What You Should Know Before Booking This Popular Body Contouring Treatment
If you have looked into CoolSculpting, it’s likely you’ve come across stories of paradoxical adipose hyperplasia (PAH), one of the extraordinarily rare complications of this revolutionary treatment.
So, let’s talk about the truth about CoolSculpting PAH, including what exactly it is, how often it happens, and what you can do if you fall into the 0.0051% of people that are affected.
What Is PAH Exactly?
Paradoxical adipose hyperplasia from CoolSculpting occurs when the fat cells are not only not destroyed and removed by the body like they should, but the fat cells expand and harden. Some refer to it as the “stick of butter effect.” This is because the result is a rectangle of fat left beneath the skin that resembles a stick of butter.

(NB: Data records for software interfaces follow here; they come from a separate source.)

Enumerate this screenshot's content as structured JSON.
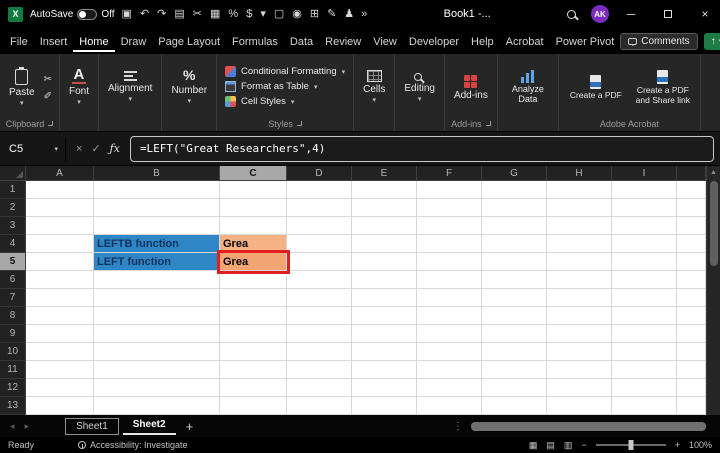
{
  "window": {
    "app_logo": "X",
    "autosave_label": "AutoSave",
    "autosave_state": "Off",
    "title": "Book1 -...",
    "avatar_initials": "AK",
    "overflow_glyph": "»",
    "qat_icons": [
      {
        "name": "save-icon",
        "glyph": "▣"
      },
      {
        "name": "undo-icon",
        "glyph": "↶"
      },
      {
        "name": "redo-icon",
        "glyph": "↷"
      },
      {
        "name": "clipboard-icon",
        "glyph": "▤"
      },
      {
        "name": "cut-icon",
        "glyph": "✂"
      },
      {
        "name": "notebook-icon",
        "glyph": "▦"
      },
      {
        "name": "percent-icon",
        "glyph": "%"
      },
      {
        "name": "currency-icon",
        "glyph": "$"
      },
      {
        "name": "chevron-down-icon",
        "glyph": "▾"
      },
      {
        "name": "document-icon",
        "glyph": "▢"
      },
      {
        "name": "camera-icon",
        "glyph": "◉"
      },
      {
        "name": "borders-icon",
        "glyph": "⊞"
      },
      {
        "name": "draw-icon",
        "glyph": "✎"
      },
      {
        "name": "add-person-icon",
        "glyph": "♟"
      }
    ]
  },
  "menubar": {
    "tabs": [
      "File",
      "Insert",
      "Home",
      "Draw",
      "Page Layout",
      "Formulas",
      "Data",
      "Review",
      "View",
      "Developer",
      "Help",
      "Acrobat",
      "Power Pivot"
    ],
    "active_tab": "Home",
    "comments": "Comments"
  },
  "ribbon": {
    "paste": "Paste",
    "font": "Font",
    "alignment": "Alignment",
    "number": "Number",
    "conditional_formatting": "Conditional Formatting",
    "format_as_table": "Format as Table",
    "cell_styles": "Cell Styles",
    "cells": "Cells",
    "editing": "Editing",
    "addins_button": "Add-ins",
    "analyze_data": "Analyze Data",
    "create_pdf": "Create a PDF",
    "create_pdf_share": "Create a PDF and Share link",
    "group_clipboard": "Clipboard",
    "group_styles": "Styles",
    "group_addins": "Add-ins",
    "group_acrobat": "Adobe Acrobat"
  },
  "formula_bar": {
    "name_box": "C5",
    "fx": "ƒx",
    "cancel": "×",
    "enter": "✓",
    "formula": "=LEFT(\"Great Researchers\",4)"
  },
  "grid": {
    "column_headers": [
      "A",
      "B",
      "C",
      "D",
      "E",
      "F",
      "G",
      "H",
      "I"
    ],
    "row_count": 13,
    "selected_column": "C",
    "selected_row": 5,
    "active_cell": "C5",
    "annotation_color": "#E02020",
    "cells": [
      {
        "col": "B",
        "row": 4,
        "text": "LEFTB function",
        "fill": "#2E86C6",
        "color": "#12325C",
        "bold": true
      },
      {
        "col": "C",
        "row": 4,
        "text": "Grea",
        "fill": "#F4B183",
        "color": "#000000",
        "bold": true
      },
      {
        "col": "B",
        "row": 5,
        "text": "LEFT function",
        "fill": "#2E86C6",
        "color": "#12325C",
        "bold": true
      },
      {
        "col": "C",
        "row": 5,
        "text": "Grea",
        "fill": "#F2A572",
        "color": "#000000",
        "bold": true,
        "annotated": true
      }
    ]
  },
  "sheet_tabs": {
    "tabs": [
      "Sheet1",
      "Sheet2"
    ],
    "active": "Sheet2",
    "add_label": "+"
  },
  "status_bar": {
    "mode": "Ready",
    "accessibility": "Accessibility: Investigate",
    "zoom": "100%"
  }
}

PAH happens over time, so the side effect is not immediately obvious. It can take about six months for the fat cells to harden and a person to realize that the body is not expelling the cells as it should.
The Truth About CoolSculpting PAH: Here’s What You Really Need to Know About How Often It Happens
More research needs to be done, but this is an incredibly rare side effect. One study in 2014 by JAMA Dermatology noted that in 20,000 patients there was a rate of 0.0051%. At less than 1%, that is a really small percentage.
Is PAH Treatable?
Yes! In the incredibly rare event you develop this condition, paradoxical adipose hyperplasia treatment is available through liposuction. It is important to note that PAH will not go away on its own.
If you suspect that you have PAH, you should contact a surgeon and discuss treatment options.
Cool Contours Has Answers to All Your CoolSculpting Safety Questions, so Book Your Free Consultation Today!
Contact Cool Contours today now that you know the truth about CoolSculpting PAH, and let us answer all your body contouring-related safety questions!
We have offices in Fairfax and Arlington, and you can even schedule a free virtual consultation! Call us today at 703-574-3007 to book in Arlington or 703-665-3281 in Fairfax.